The Banjul-based Ceessay had been assigned to cover UDP activities in other parts of the country. He was traveling from Basse to Kundam with a busload of UDP sympathizers when alleged APRC supporters ambushed them. Njai sustained serious injuries during the melee, and died a day later.
Ceessay and the UDP activists were then arrested on suspicion of murder. Ceessay was released three days later pending further police investigations. Meanwhile, two reporters from the independent Daily Observer were harassed during the ambush. Dabor, the paper's Basse correspondent, sought refuge at the local police station. Local police asked his colleague Mendy to leave Basse for his own safety.
CPJ protested the murder charge against Ceessay in a July 7 letter to President Yayah Jammeh. On October 23, the charges against Ceessay, along with those against nineteen UDC supporters accused in the murder of Njai, were dropped.
Radio 1 FM ATTACKED
At around 3 a.m. on August 10, seven unidentified men armed with tear gas and gasoline tried to force their way into Radio 1 FM's compound on Karaiba Avenue. When the station's night watchman raised an alarm, some of the attackers assaulted him and sprayed him with tear gas. Others doused the compound with gasoline and set it ablaze.
Staff members, including Radio 1 owner George Christensen and presenter Ousman Jallow, sustained serious injuries and burns when they wrestled with the attackers. But they did manage to extinguish the fire before it could reach the broadcast studios. Radio 1 FM remained off the air from August 10 until August 12.
The station had some prior warning of the attack. On August 8, according to Modou Thomas, head of news and current affairs at Radio 1 FM, Christensen had received an anonymous letter warning that he faced severe reprisals for having raised his voice at Fatoumata Jahumpha Cessay, presidential adviser on media relations, during the August 6 edition of the political talk show "Sunday Newshour."

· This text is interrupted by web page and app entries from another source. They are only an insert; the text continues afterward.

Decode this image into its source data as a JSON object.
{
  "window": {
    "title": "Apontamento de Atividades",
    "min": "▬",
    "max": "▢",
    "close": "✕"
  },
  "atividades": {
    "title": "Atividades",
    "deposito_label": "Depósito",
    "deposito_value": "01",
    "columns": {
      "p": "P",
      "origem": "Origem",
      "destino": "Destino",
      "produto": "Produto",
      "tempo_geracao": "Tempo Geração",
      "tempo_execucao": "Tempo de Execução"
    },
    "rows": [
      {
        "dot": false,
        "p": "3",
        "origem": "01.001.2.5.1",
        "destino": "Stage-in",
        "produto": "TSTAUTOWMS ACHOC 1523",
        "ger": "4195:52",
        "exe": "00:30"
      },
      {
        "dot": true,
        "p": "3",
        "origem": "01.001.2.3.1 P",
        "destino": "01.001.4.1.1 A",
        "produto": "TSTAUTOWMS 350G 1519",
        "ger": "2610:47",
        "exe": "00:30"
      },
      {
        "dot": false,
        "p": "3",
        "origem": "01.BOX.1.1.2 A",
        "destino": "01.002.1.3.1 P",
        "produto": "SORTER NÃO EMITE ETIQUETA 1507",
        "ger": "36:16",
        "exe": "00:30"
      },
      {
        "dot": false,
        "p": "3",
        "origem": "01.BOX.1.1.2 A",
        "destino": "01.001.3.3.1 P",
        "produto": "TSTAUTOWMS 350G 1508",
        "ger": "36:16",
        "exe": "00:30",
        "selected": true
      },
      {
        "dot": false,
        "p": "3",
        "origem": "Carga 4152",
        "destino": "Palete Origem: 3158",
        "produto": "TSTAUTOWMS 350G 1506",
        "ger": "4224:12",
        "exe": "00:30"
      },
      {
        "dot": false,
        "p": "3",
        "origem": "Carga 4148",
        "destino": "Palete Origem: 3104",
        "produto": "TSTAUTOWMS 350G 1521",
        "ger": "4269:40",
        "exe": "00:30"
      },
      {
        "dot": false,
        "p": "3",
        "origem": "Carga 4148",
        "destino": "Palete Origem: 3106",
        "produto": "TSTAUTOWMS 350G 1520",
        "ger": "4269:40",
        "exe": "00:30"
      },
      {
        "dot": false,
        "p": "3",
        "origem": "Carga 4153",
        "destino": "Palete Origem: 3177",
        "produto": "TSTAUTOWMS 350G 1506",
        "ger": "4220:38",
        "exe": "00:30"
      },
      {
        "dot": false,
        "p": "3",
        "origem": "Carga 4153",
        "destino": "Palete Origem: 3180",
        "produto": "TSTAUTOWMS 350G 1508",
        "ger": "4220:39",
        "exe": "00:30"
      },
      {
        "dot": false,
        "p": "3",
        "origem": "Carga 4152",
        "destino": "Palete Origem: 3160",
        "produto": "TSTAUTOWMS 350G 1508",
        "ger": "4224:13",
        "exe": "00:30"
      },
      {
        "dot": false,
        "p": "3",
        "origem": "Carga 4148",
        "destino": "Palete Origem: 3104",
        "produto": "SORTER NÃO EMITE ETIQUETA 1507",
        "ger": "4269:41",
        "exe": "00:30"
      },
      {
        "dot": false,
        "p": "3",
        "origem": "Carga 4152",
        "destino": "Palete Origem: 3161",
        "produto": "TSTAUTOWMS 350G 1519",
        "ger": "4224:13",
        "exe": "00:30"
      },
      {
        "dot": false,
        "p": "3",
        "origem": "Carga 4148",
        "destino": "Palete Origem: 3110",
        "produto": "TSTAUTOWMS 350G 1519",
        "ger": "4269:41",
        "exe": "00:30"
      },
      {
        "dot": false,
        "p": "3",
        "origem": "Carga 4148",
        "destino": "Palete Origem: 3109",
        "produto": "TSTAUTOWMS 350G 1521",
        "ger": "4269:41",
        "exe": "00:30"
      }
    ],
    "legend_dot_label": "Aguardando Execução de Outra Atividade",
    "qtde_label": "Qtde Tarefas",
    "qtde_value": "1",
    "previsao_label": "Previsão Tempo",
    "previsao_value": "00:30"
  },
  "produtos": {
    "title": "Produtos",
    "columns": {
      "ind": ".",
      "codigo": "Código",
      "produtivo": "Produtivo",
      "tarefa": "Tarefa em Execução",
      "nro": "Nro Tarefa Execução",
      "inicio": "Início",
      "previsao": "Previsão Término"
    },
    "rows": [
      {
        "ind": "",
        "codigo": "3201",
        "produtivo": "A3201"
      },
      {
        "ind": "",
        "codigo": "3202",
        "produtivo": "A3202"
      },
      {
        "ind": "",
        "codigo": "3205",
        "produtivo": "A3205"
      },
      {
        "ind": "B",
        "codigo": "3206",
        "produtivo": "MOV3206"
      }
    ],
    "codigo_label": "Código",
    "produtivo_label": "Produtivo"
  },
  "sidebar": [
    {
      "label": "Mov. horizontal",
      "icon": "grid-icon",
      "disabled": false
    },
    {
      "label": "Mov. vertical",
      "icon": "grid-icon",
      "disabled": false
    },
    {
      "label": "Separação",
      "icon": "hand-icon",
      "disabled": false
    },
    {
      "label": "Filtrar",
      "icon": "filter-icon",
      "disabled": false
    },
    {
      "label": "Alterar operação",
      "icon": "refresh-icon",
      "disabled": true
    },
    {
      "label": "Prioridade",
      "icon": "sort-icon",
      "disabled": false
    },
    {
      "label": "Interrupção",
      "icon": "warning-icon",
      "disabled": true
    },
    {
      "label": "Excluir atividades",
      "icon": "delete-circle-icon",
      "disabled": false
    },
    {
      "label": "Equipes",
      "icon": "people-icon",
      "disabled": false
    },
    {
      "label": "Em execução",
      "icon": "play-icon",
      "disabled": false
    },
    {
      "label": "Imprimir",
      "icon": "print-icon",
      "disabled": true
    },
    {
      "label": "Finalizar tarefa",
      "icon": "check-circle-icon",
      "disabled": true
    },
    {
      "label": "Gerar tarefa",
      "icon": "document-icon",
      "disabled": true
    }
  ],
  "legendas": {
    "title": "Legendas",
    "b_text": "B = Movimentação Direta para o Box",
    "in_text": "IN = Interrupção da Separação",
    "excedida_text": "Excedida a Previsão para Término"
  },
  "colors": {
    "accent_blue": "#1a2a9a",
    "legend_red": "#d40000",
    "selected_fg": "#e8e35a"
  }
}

In an interview published in the August 14 issue of the Banjul weekly The Independent, Christensen said he had indeed been warned that the station faced imminent attack. He said several Radio 1 journalists had recently received threatening letters and telephone calls warning of impending attacks.
CPJ protested the arson attack on Radio 1 FM in an August 15 letter to President Yayah Jammeh.
Seyllou Diallo, Agence France-Presse HARASSED
Diallo, a Senegalese photographer for Agence France-Presse, was in Banjul to photograph a wrestling match between two heavyweight Senegalese contenders. The match was held under military supervision, in part for the security of the referee. When Diallo tried to take pictures of the referee and his military guard, the soldiers manhandled him.
Police intervened to save Diallo from serious injury. However, the photographer was admitted to a hospital in Banjul after the incident, and did not work for four days thereafter.